Secondly, injustice produces evil. Lastly, punishment relieves unhappiness for the unjust.

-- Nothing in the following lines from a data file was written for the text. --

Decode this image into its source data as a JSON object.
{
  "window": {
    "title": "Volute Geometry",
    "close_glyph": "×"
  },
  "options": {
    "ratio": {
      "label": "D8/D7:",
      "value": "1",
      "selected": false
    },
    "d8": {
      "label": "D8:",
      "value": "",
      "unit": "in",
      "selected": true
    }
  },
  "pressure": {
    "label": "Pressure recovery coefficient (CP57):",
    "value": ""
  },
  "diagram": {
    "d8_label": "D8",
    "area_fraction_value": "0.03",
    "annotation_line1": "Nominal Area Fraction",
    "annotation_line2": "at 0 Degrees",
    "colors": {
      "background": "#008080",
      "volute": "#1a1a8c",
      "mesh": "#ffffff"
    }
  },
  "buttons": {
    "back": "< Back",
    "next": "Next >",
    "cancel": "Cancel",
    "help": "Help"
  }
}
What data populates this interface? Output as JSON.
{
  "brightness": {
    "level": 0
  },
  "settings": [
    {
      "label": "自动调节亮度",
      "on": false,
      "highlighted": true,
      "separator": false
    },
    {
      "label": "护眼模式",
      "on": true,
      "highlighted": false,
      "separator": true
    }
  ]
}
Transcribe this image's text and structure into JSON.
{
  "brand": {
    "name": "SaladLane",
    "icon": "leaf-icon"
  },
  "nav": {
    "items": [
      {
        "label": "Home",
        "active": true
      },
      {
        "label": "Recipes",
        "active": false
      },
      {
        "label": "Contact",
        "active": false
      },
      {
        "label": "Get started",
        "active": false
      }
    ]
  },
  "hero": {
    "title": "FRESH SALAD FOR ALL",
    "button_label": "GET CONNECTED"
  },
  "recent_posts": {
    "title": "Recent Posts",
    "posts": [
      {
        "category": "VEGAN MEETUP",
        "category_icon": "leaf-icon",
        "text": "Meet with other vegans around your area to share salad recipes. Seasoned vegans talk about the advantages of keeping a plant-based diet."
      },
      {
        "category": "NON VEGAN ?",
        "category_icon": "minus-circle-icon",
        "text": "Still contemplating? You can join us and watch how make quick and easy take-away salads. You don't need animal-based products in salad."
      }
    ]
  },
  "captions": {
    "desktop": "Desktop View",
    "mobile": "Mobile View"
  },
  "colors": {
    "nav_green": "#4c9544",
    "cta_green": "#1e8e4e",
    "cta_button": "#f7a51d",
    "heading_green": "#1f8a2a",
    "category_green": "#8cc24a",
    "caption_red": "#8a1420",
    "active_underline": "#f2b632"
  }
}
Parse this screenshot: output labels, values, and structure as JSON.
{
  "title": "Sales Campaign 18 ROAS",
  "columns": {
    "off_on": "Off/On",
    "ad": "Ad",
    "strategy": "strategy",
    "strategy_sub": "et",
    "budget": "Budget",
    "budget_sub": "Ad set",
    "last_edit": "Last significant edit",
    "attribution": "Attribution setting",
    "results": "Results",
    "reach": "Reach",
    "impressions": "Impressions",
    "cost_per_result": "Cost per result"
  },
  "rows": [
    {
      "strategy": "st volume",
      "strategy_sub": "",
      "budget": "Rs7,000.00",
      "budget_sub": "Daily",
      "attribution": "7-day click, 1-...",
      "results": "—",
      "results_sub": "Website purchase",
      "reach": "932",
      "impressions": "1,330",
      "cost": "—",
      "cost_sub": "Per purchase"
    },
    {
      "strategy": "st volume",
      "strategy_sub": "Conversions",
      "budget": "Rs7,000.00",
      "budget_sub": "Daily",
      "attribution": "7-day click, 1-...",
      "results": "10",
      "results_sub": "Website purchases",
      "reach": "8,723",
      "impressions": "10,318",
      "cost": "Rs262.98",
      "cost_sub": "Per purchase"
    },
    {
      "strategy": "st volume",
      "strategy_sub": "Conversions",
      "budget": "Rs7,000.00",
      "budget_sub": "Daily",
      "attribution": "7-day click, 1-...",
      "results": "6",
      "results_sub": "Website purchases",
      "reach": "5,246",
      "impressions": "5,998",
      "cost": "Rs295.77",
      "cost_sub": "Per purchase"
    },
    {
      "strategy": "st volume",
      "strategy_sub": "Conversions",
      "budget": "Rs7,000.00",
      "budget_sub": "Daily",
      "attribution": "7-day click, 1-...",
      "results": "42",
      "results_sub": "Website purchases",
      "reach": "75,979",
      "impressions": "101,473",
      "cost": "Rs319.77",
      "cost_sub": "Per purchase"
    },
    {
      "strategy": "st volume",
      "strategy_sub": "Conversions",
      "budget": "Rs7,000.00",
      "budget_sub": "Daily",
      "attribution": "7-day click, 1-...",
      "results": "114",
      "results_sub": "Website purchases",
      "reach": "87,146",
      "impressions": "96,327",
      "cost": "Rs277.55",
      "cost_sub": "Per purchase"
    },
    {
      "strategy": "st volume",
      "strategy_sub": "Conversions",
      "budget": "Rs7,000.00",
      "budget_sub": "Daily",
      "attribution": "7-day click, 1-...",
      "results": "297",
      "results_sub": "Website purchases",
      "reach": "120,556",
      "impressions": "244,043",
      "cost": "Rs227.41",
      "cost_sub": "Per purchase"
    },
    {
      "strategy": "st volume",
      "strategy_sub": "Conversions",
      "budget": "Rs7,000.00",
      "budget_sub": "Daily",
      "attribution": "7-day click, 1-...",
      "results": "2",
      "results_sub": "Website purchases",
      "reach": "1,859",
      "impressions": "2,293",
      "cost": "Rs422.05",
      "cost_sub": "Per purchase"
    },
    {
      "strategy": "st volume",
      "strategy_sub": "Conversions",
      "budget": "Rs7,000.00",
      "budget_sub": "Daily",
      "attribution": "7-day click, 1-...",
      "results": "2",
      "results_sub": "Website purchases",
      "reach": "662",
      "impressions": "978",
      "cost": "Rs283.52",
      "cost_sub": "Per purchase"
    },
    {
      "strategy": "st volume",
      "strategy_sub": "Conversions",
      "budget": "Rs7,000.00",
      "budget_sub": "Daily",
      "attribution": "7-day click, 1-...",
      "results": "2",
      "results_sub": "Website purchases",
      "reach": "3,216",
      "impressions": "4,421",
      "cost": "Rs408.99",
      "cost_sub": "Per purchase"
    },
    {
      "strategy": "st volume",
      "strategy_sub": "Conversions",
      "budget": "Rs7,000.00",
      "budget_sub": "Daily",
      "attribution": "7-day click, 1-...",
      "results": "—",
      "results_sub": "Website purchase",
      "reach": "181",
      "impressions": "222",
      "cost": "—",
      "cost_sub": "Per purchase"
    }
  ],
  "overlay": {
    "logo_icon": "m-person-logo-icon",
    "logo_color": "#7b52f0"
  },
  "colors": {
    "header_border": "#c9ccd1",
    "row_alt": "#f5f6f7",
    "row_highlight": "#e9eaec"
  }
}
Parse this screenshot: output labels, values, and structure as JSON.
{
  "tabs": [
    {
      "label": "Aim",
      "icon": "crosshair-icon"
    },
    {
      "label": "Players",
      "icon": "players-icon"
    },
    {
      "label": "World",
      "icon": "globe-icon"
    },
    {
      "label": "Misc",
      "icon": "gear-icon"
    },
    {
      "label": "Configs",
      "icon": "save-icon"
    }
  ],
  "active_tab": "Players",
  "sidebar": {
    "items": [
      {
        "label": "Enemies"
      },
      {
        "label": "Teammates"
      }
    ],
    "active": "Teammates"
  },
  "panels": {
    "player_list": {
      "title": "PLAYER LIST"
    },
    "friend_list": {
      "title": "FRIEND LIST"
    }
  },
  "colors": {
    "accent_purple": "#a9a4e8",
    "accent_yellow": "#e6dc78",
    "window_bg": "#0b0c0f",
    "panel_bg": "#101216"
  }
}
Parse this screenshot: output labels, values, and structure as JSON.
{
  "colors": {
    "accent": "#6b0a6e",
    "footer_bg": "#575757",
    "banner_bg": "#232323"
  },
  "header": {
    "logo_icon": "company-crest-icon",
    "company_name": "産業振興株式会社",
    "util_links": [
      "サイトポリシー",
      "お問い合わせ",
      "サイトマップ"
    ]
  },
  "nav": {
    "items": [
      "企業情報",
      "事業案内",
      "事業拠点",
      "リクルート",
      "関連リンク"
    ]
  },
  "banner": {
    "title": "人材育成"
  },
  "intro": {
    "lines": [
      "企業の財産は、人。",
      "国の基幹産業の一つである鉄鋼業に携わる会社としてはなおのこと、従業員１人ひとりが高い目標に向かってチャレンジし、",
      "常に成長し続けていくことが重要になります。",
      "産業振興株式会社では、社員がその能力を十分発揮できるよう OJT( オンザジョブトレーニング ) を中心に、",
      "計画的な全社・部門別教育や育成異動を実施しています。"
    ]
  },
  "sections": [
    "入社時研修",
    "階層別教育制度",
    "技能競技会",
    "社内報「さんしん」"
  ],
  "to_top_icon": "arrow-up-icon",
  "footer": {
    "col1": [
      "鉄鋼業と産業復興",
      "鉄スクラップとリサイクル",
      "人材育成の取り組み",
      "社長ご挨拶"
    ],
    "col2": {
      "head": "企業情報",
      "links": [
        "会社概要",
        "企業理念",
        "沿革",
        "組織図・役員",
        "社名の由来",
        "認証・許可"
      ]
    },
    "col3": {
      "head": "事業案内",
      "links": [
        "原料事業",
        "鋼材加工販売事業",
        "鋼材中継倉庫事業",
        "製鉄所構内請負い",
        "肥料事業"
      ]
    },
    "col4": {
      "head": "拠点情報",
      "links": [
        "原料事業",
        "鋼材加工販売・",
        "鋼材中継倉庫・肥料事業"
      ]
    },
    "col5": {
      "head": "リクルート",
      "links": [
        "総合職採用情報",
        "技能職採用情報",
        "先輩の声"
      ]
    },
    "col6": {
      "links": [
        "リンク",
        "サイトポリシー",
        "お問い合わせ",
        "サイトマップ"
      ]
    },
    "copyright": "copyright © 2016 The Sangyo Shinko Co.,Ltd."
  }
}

First of all, justice produces pleasure and benefit. When Socrates questions him, Polus states that suffering injustice is worse than doing it. Therefore, doing injustice is more shameful than suffering injustice, because the victim will always be "worse" off than the perpetrator will be. Socrates thinks that because causing injustice is more shameful, it must be worse, however Polus at first disagrees, as he does not think that bad and shameful are the same, nor that with admirable and good.3 Socrates and Polus than come up with a definition of the word "admirable", and find out that it is only used to describe an object that fulfills a beneficial or pleasurable purpose, relative to whatever the object is used for. For example, one would call a piece of...